> [TASK BRIEF]: Word for word, return each entry that follows, with every image removed.

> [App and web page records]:
---

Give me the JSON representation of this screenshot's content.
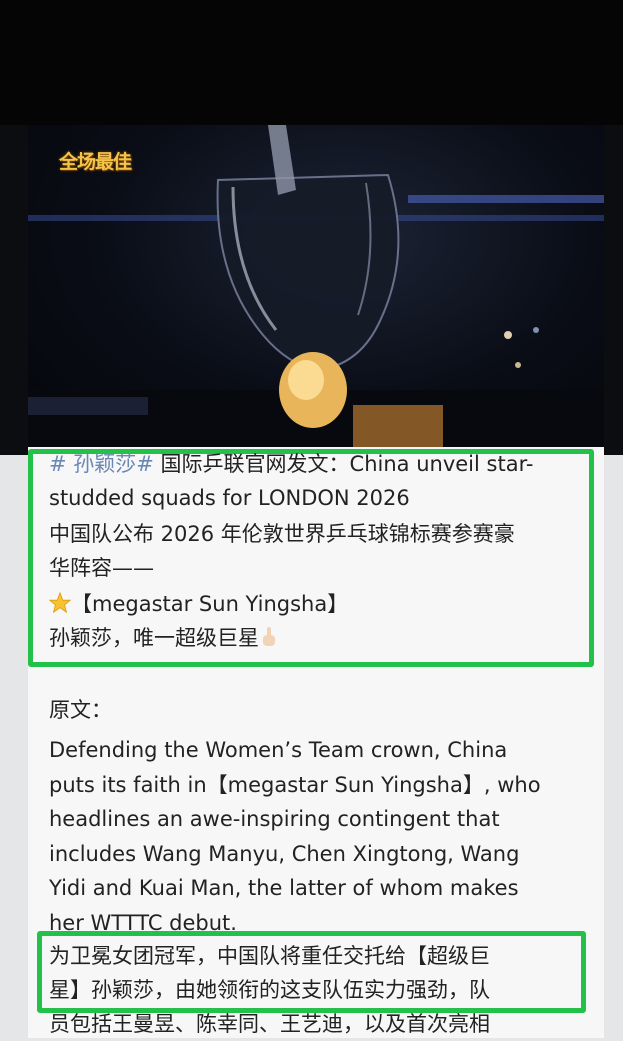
{
  "video": {
    "overlay_logo": "全场最佳"
  },
  "post": {
    "hashtag": "# 孙颖莎#",
    "line1_rest": " 国际乒联官网发文：China unveil star-",
    "line2": "studded squads for LONDON 2026",
    "line3": "中国队公布 2026 年伦敦世界乒乓球锦标赛参赛豪",
    "line4": "华阵容——",
    "line5": "【megastar Sun Yingsha】",
    "line6": "孙颖莎，唯一超级巨星",
    "original_label": "原文：",
    "english": [
      "Defending the Women’s Team crown, China",
      "puts its faith in【megastar Sun Yingsha】, who",
      "headlines an awe-inspiring contingent that",
      "includes Wang Manyu, Chen Xingtong, Wang",
      "Yidi and Kuai Man, the latter of whom makes",
      "her WTTTC debut."
    ],
    "chinese": [
      "为卫冕女团冠军，中国队将重任交托给【超级巨",
      "星】孙颖莎，由她领衔的这支队伍实力强劲，队",
      "员包括王曼昱、陈幸同、王艺迪，以及首次亮相"
    ]
  },
  "colors": {
    "highlight": "#22c24a",
    "hashtag": "#6a88b5"
  },
  "icons": [
    "star-emoji-icon",
    "pointing-up-hand-icon"
  ]
}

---

> [RESPONSE AREA]:
Give me the JSON representation of this screenshot's content.
{
  "video": {
    "overlay_logo": "全场最佳"
  },
  "post": {
    "hashtag": "# 孙颖莎#",
    "line1_rest": " 国际乒联官网发文：China unveil star-",
    "line2": "studded squads for LONDON 2026",
    "line3": "中国队公布 2026 年伦敦世界乒乓球锦标赛参赛豪",
    "line4": "华阵容——",
    "line5": "【megastar Sun Yingsha】",
    "line6": "孙颖莎，唯一超级巨星",
    "original_label": "原文：",
    "english": [
      "Defending the Women’s Team crown, China",
      "puts its faith in【megastar Sun Yingsha】, who",
      "headlines an awe-inspiring contingent that",
      "includes Wang Manyu, Chen Xingtong, Wang",
      "Yidi and Kuai Man, the latter of whom makes",
      "her WTTTC debut."
    ],
    "chinese": [
      "为卫冕女团冠军，中国队将重任交托给【超级巨",
      "星】孙颖莎，由她领衔的这支队伍实力强劲，队",
      "员包括王曼昱、陈幸同、王艺迪，以及首次亮相"
    ]
  },
  "colors": {
    "highlight": "#22c24a",
    "hashtag": "#6a88b5"
  },
  "icons": [
    "star-emoji-icon",
    "pointing-up-hand-icon"
  ]
}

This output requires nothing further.